What else should I know about using a charcoal grill?
“It’s important to choose the right charcoal. If you are using a chimney starter — which you should — then avoid any easy or instant light charcoal. Those are soaked in lighter fluid and will add an unpleasant flavor to your food,” Campos says. “You also have the option of choosing bricks or natural wood lump charcoal. Lump charcoal will light faster and burn hotter while producing little ash, and since it is all natural, it adds better flavor to the food. On the other hand, brick charcoal will last a lot longer, which makes it easier when maintaining a specific temperature with less hustle.”
What grilling utensils do I need?
Here’s Campos’ list of utensils you should consider:
Long handle spatula – A good grilling spatula should have a long, offset handle so you can keep your hands away from the heat.
Long tongs – Use good quality tongs. The longer the tongs, the less grip they will have.
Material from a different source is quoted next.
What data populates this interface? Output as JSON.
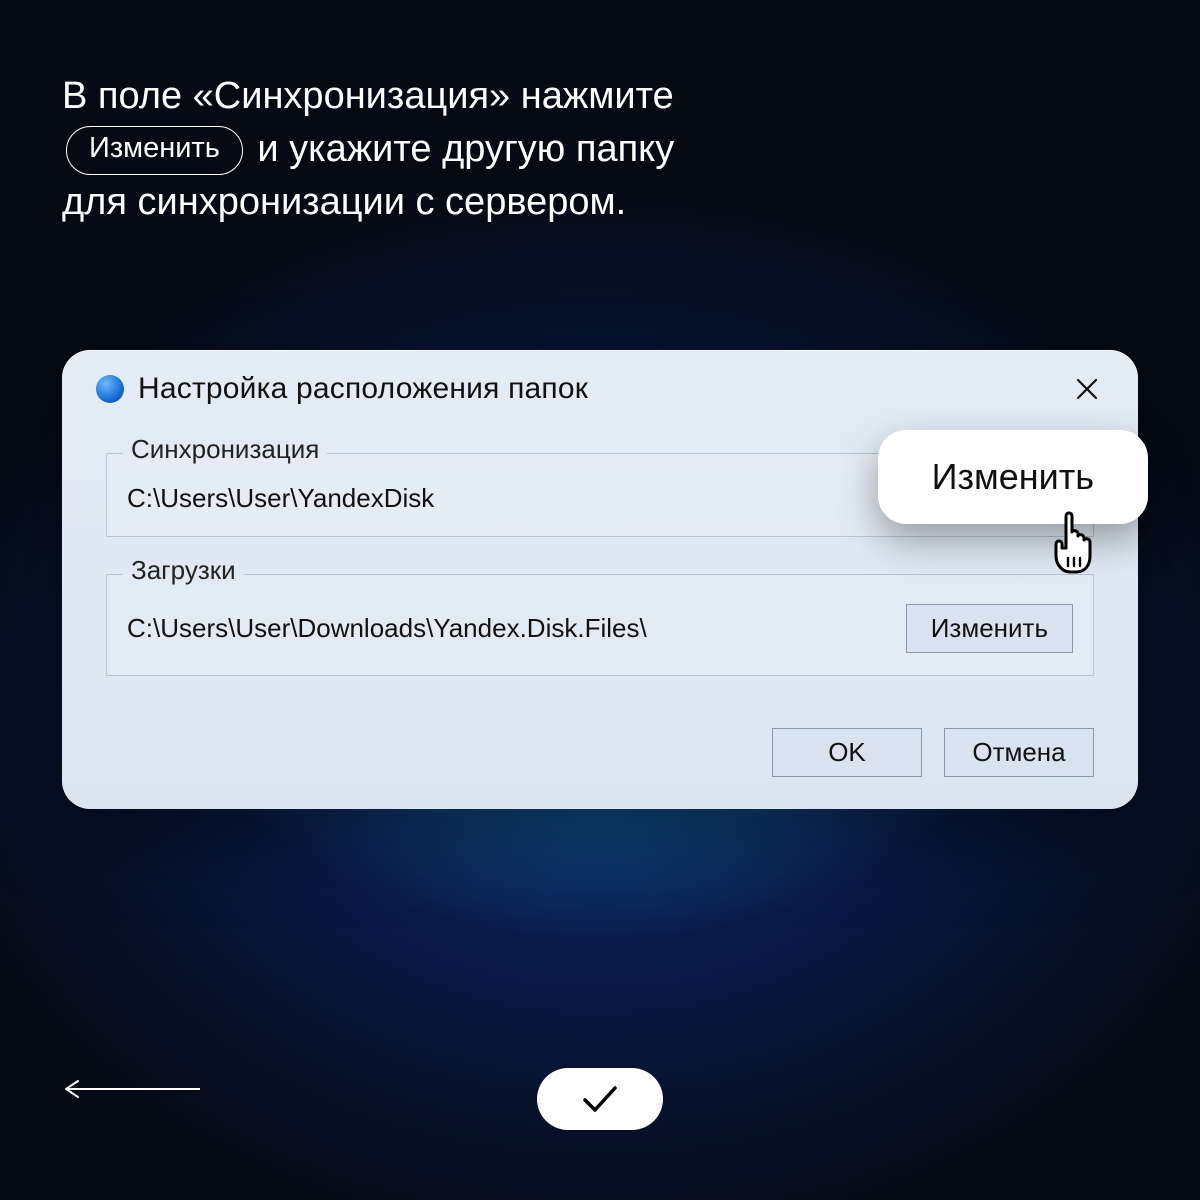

You need to make sure they are good quality with a good grip.
Grill mitts – Regular oven mitts will not do the job. Campos likes to use silicone grill mitts. Not only do they resist high temperature, but they are also easy to wash since you can rinse them with water.
Thermometer – A thermometer will help you know when your food is ready.
Basting brush – A basting brush is necessary if you are planning to baste with sauces, garlic oil, butter, etc.
Grill basket – This item is very helpful when grilling small or delicate items that may fall through the grill spaces or break while being turned.
Grill brush – You will be using this through the cooking process in between placing different items on the grill. It is important to maintain as clean a grill as possible during your cooking.
How should I prepare my food on the grill?
Now that you have all the equipment you need, it is time to choose and prepare your food. Here are some of Campos’ best grilling tips:
Make sure you buy meat that is tender with good marbling. The more marbling the juicer and more tender it will be. If your meat is lean (like chicken breast) you may want to marinate it in advance. Marinating will help to keep the meat moist and juicy as well as add flavor to it.
Preheat your grill and give it plenty of time to heat up. You want to make sure your grill is hot before putting any items on it. Let your meat rest at room temperature for a couple of minutes before placing it on the grill. This will allow the meat to cook more evenly.
Be patient — do not poke your meat while grilling as this will let all the juices out.
Brush the grill frequently to keep it clean.
Let your meat rest at least 5 minutes before slicing it.
Keep these tips in mind during your next barbecue. And remember, careful preparation from the time you purchase your grill to the time you throw the meat on top can take your grilling to the next level.
Want to turn your love of cooking into a career? Learn more about the Culinary Arts program at Virginia College.